When Jesus had finished saying these things, he looked upward to heaven and said, “Father, the time has come. Glorify your Son, so that your Son may glorify you – just as you have given him authority over all humanity, so that he may give eternal life to everyone you have given him. Now this is eternal life – that they know you, the only true God, and Jesus Christ, whom you sent. I glorified you on earth by completing the work you gave me to do. And now, Father, glorify me at your side with the glory I had with you before the world was created.
God’s glory has a central role in every redemptive action. First, we look at the redemptive and glorifying role that Christ plays. Here are the things we see here:
God’s glory in Christ
In the beginning was the Word, and the Word was with God and the Word was fully God… Now the Word became flesh and took up residence among us. We saw his glory – the glory of the one and only, full of grace and truth, who came from the Father.
John 1:1, 14
God’s glory began before all of creation – before the world was created. Jesus Christ was not the start or cumulation of God’s glory. Christ has always existed with God. He is the same presence of God, the same fullness of eternal glory. In fact, glory resides inherently within God (and Christ). The words “by your side” is better translated as “in your presence”. God and His glory are inseparable, wherever God is there is His glory. When God’s presence manifested on Mount Sinai, His glory was there (Exodus 24:16-17). When He met in the tent with Moses, His glory was there (Exodus 40:34). When His presence was with the Ark of Covenant, His glory was there (1 Samuel 4:21-22). When the temple built by Solomon was dedicated to the Lord, His glory was there (1 Kings 8:11-12).
God’s glory amplified in Christ
I am the Lord! That is my name!
I will not share my glory with anyone else,
or the praise due me with idols.
Isaiah 42:8 (See also Isaiah 48:9-11)
God is jealous for His glory. He wants all of it and He doesn’t take it lightly. All of creation is marked with His glory (Psalm 19:1), even man is created for His glory (Isaiah 43:7). If His glory is diminished, God is insulted. That is why His glory needs to be amplified.
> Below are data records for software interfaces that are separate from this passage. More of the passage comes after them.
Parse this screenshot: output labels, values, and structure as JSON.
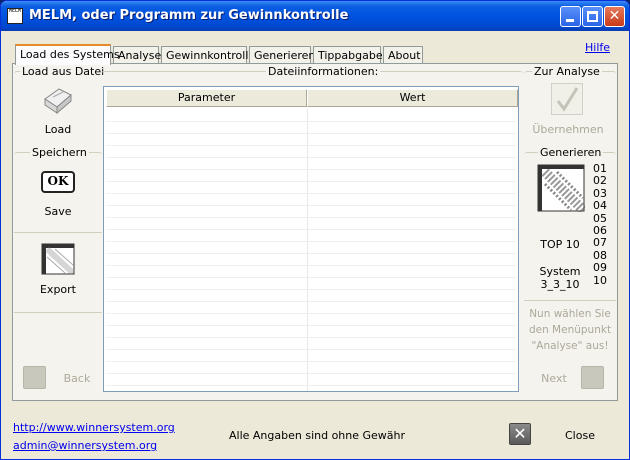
{
  "window": {
    "title": "MELM, oder Programm zur Gewinnkontrolle",
    "icon_text": "MELM"
  },
  "help_link": "Hilfe",
  "tabs": [
    {
      "label": "Load des Systems",
      "active": true
    },
    {
      "label": "Analyse"
    },
    {
      "label": "Gewinnkontrolle"
    },
    {
      "label": "Generieren"
    },
    {
      "label": "Tippabgabe"
    },
    {
      "label": "About"
    }
  ],
  "left_panel": {
    "load_group": "Load aus Datei",
    "load_label": "Load",
    "save_group": "Speichern",
    "save_icon_text": "OK",
    "save_label": "Save",
    "export_label": "Export",
    "back_label": "Back"
  },
  "file_info": {
    "group_label": "Dateiinformationen:",
    "columns": [
      "Parameter",
      "Wert"
    ],
    "rows": []
  },
  "right_panel": {
    "analyse_group": "Zur Analyse",
    "apply_label": "Übernehmen",
    "generate_group": "Generieren",
    "numbers": [
      "01",
      "02",
      "03",
      "04",
      "05",
      "06",
      "07",
      "08",
      "09",
      "10"
    ],
    "top10_label": "TOP 10",
    "system_label_line1": "System",
    "system_label_line2": "3_3_10",
    "hint_line1": "Nun wählen Sie",
    "hint_line2": "den Menüpunkt",
    "hint_line3": "\"Analyse\" aus!",
    "next_label": "Next"
  },
  "footer": {
    "website": "http://www.winnersystem.org",
    "email": "admin@winnersystem.org",
    "disclaimer": "Alle Angaben sind ohne Gewähr",
    "close_label": "Close"
  }
}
Here Jesus, being fully God and is the fullness of God’s glory asks to be glorified for the expressed purpose of glorifying God back. Imagine a feedback loop getting louder and louder forever; this is the complete amplification of God’s glory – the Son glorifying the Father, who glorifies the Son. It is no wonder that Jesus is entirely glorifying to Him because that is all that Christ does (John 5:19)!
God’s glory amplified in Christ’s redemption
For God did not send his Son into the world to condemn the world, but in order that the world might be saved through him.
John 3:17 (See also John 4:34, 5:36)
When Jesus had received the sour wine, he said, “It is finished,” and he bowed his head and gave up his spirit.
It is no secret. Jesus was sent on a mission. His mission is clear in John 17:3 – to bring his own to eternal life by restoring the relationship between man and God (John 17:22-24). That is what it means to “know you, the only true God, and Jesus Christ, whom you sent”. The knowledge here isn’t just an intellectual knowledge, but an experiential and spiritual one. John tells us specifically that the completion of this redemptive work brings glory to God.
We tend to think that God did it all for us. We think that it was entirely for us that Christ came and for us that He died (John 3:16). We tend to place ourselves in the center of the story of redemption. But the truth is that God is at the center of redemption. God brought Israel out of Egypt for His name’s sake (Isaiah 49:3). He brought Israel out of captivity for His name’s sake (Ezekiel 36:22-23). God forgives our sin for His name’s sake (Isaiah 43:25). We don’t motivate God to redeem us, because we have no merit or strength that God might be motivated by. The only thing that could motivate God is God Himself.
Time to get off our high horse and put God in the center of redemption.